How can white Americans wake up to
how whiteness is taken for granted as the racial norm?
I used to think about race as something that pertained to African Americans or Latinos or Japanese Americans—i.e. anyone who didn’t have white skin. Caucasian or Euro American or White was something I might check on a form, but otherwise I assumed those terms had little to do with my life.
Living as I do in a nation born of and controlled by white-centric values and perspectives, that was a logical belief.
It was also wrong.
When I first read Peggy McIntosh’s classic article “White Privilege: Unpacking the Invisible Knapsack,” I was surprised at all of the ways my whiteness—my race—was at work in the daily details of my life. Ignoring it hadn’t made it irrelevant.
Despite what I’d assumed as a child, I’d absorbed racist thinking without my realizing it. While I had no conscious judgment of people with darker skin, the norm for everything was based in the experience and perspective of white people like me. I saw neighborhoods transforming and never thought about gentrification. I saw behaviors or fears of people of color that baffled me and seemed completely unfounded based on my own experience.
I had been asleep to the bigger picture and isolated in my own version of normal. Civil rights, I realized, were critical for all of us to be fully free. As Fannie Lou Hamer said, “Nobody’s free until everybody’s free.”
There is truth to the claim that race is a human-made classification system.
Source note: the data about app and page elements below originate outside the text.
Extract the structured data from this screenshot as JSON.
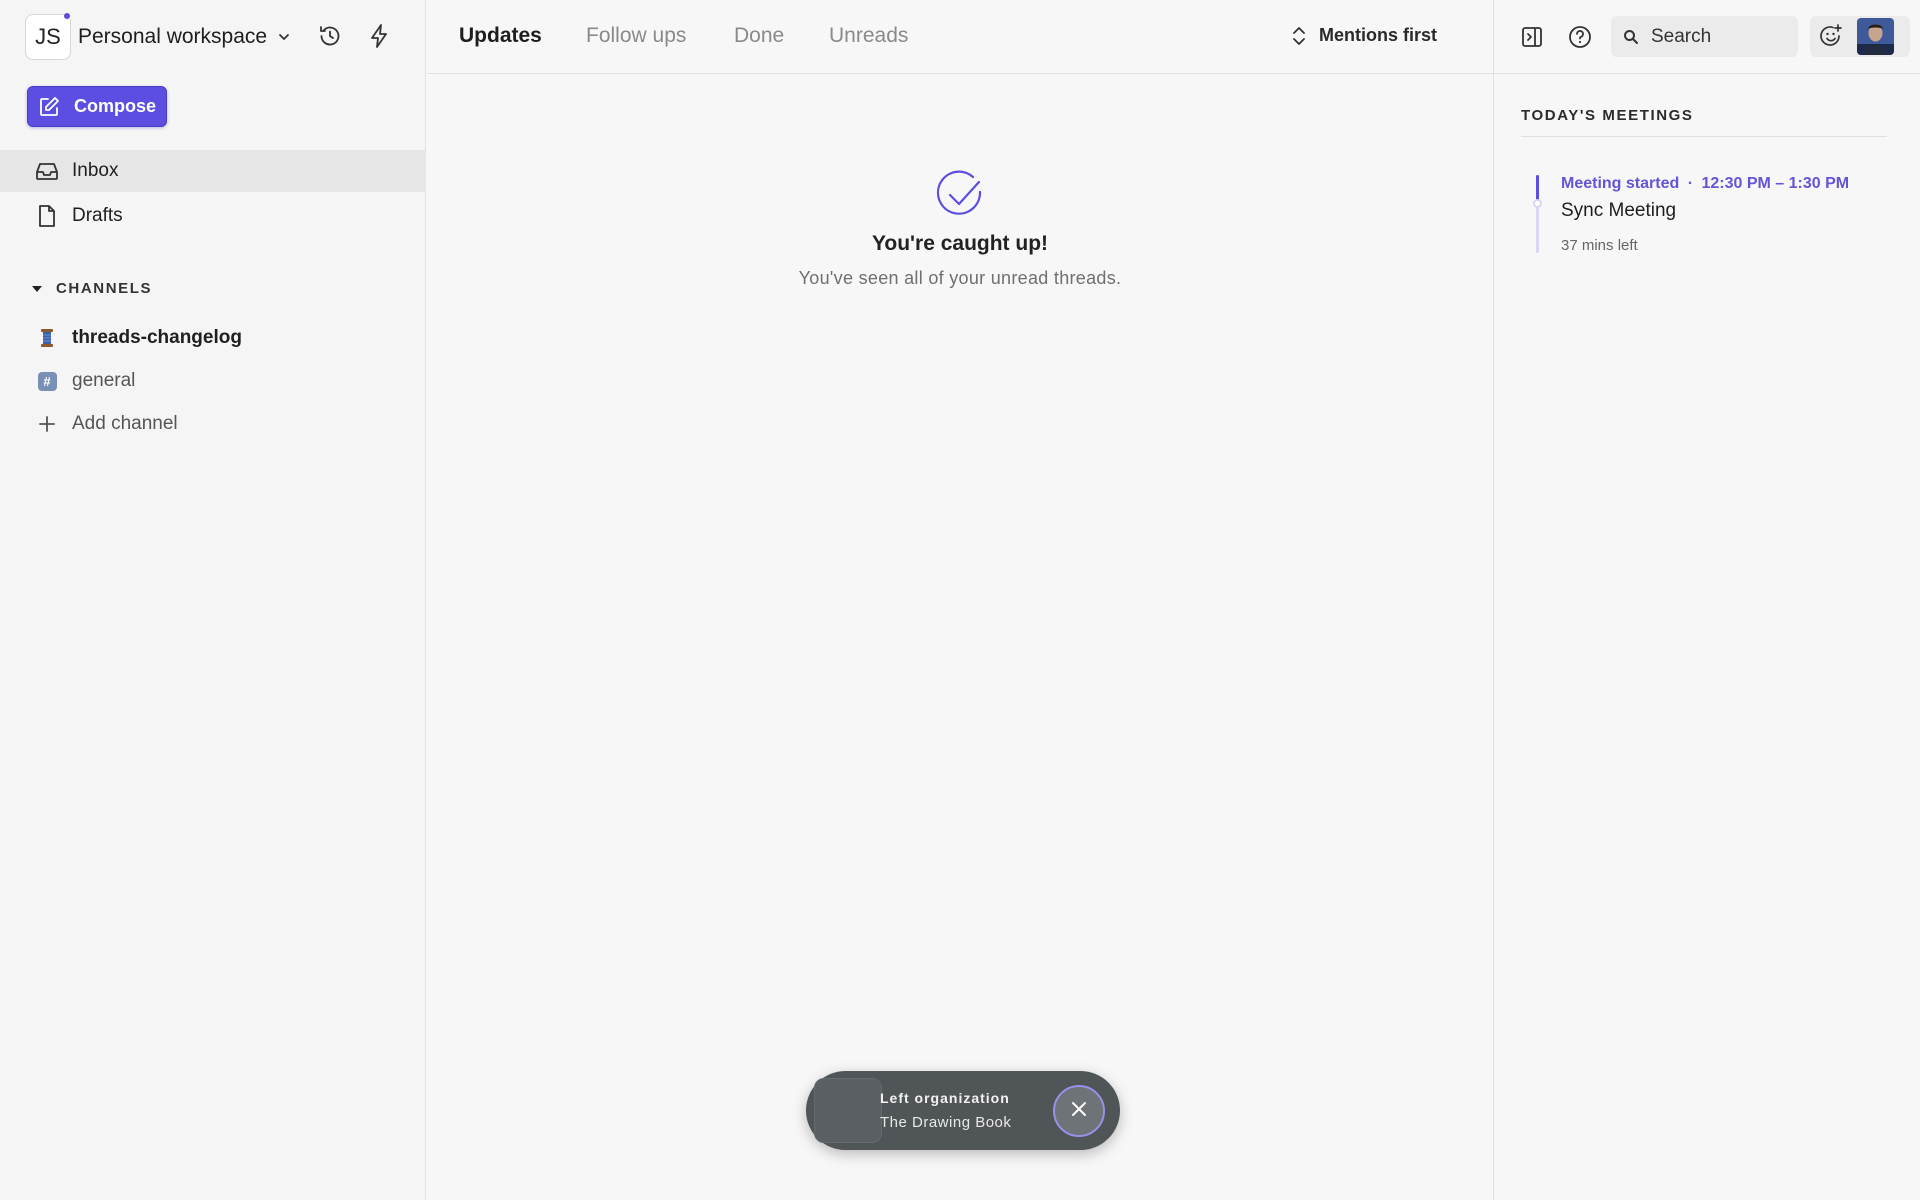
{
  "workspace": {
    "initials": "JS",
    "name": "Personal workspace"
  },
  "sidebar": {
    "compose_label": "Compose",
    "nav": [
      {
        "label": "Inbox"
      },
      {
        "label": "Drafts"
      }
    ],
    "channels_heading": "CHANNELS",
    "channels": [
      {
        "label": "threads-changelog",
        "icon": "spool-icon"
      },
      {
        "label": "general",
        "icon": "hash-icon"
      }
    ],
    "add_channel_label": "Add channel"
  },
  "tabs": [
    {
      "label": "Updates",
      "active": true
    },
    {
      "label": "Follow ups"
    },
    {
      "label": "Done"
    },
    {
      "label": "Unreads"
    }
  ],
  "sort": {
    "label": "Mentions first"
  },
  "empty_state": {
    "title": "You're caught up!",
    "subtitle": "You've seen all of your unread threads."
  },
  "toast": {
    "line1": "Left organization",
    "line2": "The Drawing Book"
  },
  "search": {
    "placeholder": "Search"
  },
  "meetings": {
    "heading": "TODAY'S MEETINGS",
    "items": [
      {
        "status": "Meeting started",
        "separator": "·",
        "time": "12:30 PM – 1:30 PM",
        "title": "Sync Meeting",
        "remaining": "37 mins left"
      }
    ]
  },
  "colors": {
    "accent": "#5b4ee0",
    "toast_bg": "#505558",
    "meeting_text": "#6355d6"
  }
}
However, governments and cultures have broadly incorporated and applied that system, giving people with white skin easier access to power, money, education and respect. The question today isn’t really about the biological reality but the lived one.
It was critical for me to notice my race and to see the effects of racism on my own life—not to help “those people” but for myself as a member of the human race. I choose to work for and to live in a world in which everyone can thrive.
I continue to dive deeper into race on my Big Topics Blog:
Black Women’s leadership: My (white woman’s) leadership
Homegrown Terrorism is the Battle Cry for Repentance
The Bigger Story of Hate and Heroes
All Lives Matter: Black Lives Matter
Go Set a Watchman: Critical Warning for Whites Like Me
Lillie Pearl Allen, Nancy, Margherita Vacchiano
Be Present, Inc. gathering